━━━ Dataset extract ━━━
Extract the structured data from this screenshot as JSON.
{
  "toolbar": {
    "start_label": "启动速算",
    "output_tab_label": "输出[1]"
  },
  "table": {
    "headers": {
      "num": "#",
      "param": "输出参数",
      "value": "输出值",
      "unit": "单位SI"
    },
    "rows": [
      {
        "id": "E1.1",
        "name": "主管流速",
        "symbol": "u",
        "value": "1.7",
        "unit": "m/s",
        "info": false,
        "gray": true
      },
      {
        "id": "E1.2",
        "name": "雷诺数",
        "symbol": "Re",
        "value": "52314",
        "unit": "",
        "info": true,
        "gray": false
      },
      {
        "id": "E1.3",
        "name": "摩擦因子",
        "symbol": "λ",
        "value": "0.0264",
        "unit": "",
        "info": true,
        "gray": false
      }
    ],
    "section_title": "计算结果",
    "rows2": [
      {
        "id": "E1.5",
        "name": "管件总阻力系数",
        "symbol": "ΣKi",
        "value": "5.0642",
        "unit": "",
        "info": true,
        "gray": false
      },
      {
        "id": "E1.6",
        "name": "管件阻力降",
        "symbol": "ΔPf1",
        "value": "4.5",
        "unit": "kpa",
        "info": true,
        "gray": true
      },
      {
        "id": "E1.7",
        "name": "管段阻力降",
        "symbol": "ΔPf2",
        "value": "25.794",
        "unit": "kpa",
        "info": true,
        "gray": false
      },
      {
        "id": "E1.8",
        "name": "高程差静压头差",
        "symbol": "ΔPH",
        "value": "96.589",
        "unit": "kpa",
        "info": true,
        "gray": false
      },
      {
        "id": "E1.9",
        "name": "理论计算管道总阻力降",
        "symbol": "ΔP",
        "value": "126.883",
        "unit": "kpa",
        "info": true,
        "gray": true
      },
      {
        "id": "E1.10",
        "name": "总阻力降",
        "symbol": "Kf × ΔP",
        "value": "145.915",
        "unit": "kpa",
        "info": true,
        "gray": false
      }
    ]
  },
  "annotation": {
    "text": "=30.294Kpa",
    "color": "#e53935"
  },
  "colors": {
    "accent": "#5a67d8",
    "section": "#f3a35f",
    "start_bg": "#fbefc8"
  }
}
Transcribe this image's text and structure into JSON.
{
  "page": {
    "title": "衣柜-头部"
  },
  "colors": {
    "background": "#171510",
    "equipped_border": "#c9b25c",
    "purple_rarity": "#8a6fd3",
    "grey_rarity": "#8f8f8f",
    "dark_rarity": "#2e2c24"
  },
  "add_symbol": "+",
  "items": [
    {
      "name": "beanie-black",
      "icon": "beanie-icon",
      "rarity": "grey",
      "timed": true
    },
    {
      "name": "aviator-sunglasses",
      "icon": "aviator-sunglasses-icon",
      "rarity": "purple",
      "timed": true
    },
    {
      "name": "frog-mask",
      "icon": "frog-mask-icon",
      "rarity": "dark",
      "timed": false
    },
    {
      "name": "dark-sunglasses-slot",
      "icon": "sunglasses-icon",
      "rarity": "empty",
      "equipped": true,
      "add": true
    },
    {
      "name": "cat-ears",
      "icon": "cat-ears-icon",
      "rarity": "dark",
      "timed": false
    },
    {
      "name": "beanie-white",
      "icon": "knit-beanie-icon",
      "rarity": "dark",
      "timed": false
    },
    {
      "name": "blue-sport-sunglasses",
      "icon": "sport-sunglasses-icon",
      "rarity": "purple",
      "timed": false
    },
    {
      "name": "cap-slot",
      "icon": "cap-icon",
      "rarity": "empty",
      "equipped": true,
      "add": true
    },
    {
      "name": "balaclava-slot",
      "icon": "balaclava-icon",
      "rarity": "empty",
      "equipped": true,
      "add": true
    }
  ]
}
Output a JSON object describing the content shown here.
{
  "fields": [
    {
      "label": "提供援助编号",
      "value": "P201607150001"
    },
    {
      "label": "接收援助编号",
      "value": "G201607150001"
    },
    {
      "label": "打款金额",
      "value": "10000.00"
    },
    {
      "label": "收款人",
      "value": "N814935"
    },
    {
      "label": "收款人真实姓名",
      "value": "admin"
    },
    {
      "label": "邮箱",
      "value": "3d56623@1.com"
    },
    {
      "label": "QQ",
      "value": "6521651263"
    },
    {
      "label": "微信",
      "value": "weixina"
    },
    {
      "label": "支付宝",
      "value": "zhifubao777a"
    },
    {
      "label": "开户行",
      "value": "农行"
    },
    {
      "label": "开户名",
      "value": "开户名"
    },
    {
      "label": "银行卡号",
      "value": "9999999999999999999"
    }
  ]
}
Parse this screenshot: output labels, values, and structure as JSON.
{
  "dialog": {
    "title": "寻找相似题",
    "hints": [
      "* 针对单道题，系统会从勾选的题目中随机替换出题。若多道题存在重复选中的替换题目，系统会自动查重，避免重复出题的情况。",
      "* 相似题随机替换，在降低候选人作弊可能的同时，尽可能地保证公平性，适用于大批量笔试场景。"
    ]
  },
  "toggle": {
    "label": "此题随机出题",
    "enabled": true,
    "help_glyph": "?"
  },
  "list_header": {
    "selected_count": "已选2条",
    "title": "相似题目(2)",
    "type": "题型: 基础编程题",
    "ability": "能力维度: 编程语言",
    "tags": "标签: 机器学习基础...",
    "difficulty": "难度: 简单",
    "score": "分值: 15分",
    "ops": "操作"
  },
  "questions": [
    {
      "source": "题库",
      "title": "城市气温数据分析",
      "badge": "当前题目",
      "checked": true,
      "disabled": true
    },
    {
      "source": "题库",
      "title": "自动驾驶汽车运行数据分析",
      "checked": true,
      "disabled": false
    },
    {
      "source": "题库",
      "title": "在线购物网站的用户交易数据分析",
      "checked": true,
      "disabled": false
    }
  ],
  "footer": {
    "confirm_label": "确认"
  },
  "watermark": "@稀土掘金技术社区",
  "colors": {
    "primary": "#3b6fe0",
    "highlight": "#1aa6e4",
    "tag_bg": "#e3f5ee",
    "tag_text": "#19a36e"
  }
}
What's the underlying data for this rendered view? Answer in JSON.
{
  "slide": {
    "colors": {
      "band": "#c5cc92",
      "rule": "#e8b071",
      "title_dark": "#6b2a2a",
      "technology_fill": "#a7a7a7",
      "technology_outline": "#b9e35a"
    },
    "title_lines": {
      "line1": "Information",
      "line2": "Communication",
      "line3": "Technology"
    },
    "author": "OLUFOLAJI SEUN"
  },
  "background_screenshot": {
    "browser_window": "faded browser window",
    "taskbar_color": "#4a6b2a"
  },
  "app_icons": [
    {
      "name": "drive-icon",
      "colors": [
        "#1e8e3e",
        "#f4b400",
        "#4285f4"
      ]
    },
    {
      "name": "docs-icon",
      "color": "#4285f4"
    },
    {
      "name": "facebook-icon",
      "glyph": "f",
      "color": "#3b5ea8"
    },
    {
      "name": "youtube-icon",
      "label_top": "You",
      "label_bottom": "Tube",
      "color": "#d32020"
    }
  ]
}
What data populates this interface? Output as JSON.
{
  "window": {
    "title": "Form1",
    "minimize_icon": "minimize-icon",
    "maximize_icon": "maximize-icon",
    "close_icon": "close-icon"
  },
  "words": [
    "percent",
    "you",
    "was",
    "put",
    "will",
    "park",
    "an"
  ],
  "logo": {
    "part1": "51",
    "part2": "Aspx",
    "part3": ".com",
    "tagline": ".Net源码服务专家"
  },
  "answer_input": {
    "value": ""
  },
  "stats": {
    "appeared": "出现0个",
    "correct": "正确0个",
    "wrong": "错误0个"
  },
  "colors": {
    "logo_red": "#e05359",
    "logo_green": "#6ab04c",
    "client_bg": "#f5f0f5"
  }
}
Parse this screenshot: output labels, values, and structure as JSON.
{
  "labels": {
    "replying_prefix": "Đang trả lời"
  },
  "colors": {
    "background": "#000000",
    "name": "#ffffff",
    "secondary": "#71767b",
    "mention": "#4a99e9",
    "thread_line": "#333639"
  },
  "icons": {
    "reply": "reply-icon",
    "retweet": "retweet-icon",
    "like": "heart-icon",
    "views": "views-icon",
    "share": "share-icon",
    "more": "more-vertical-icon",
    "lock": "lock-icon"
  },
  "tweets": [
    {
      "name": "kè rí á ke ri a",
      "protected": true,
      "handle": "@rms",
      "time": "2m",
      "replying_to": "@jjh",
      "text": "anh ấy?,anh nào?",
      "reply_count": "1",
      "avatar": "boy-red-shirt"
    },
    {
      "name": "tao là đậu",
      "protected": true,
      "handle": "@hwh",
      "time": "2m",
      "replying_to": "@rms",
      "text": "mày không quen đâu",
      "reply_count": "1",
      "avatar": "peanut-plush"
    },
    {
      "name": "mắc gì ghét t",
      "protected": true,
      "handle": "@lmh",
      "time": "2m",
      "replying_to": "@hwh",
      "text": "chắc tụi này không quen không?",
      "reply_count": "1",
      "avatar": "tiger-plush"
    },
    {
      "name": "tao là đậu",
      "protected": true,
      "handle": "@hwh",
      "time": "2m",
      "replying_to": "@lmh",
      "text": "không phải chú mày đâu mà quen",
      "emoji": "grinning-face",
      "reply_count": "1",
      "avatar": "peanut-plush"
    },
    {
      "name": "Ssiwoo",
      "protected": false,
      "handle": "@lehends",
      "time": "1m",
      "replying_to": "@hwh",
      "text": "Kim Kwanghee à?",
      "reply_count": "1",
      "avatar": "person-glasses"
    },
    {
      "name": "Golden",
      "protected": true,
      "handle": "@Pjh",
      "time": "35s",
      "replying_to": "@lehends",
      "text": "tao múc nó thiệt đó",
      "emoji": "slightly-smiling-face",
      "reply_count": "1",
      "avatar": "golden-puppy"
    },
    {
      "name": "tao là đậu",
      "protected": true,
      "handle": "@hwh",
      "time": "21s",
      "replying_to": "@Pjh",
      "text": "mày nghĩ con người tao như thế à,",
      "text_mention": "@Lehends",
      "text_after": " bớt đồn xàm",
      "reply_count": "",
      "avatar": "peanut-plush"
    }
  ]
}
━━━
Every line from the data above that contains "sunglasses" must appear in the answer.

      "name": "aviator-sunglasses",
      "icon": "aviator-sunglasses-icon",
      "name": "dark-sunglasses-slot",
      "icon": "sunglasses-icon",
      "name": "blue-sport-sunglasses",
      "icon": "sport-sunglasses-icon",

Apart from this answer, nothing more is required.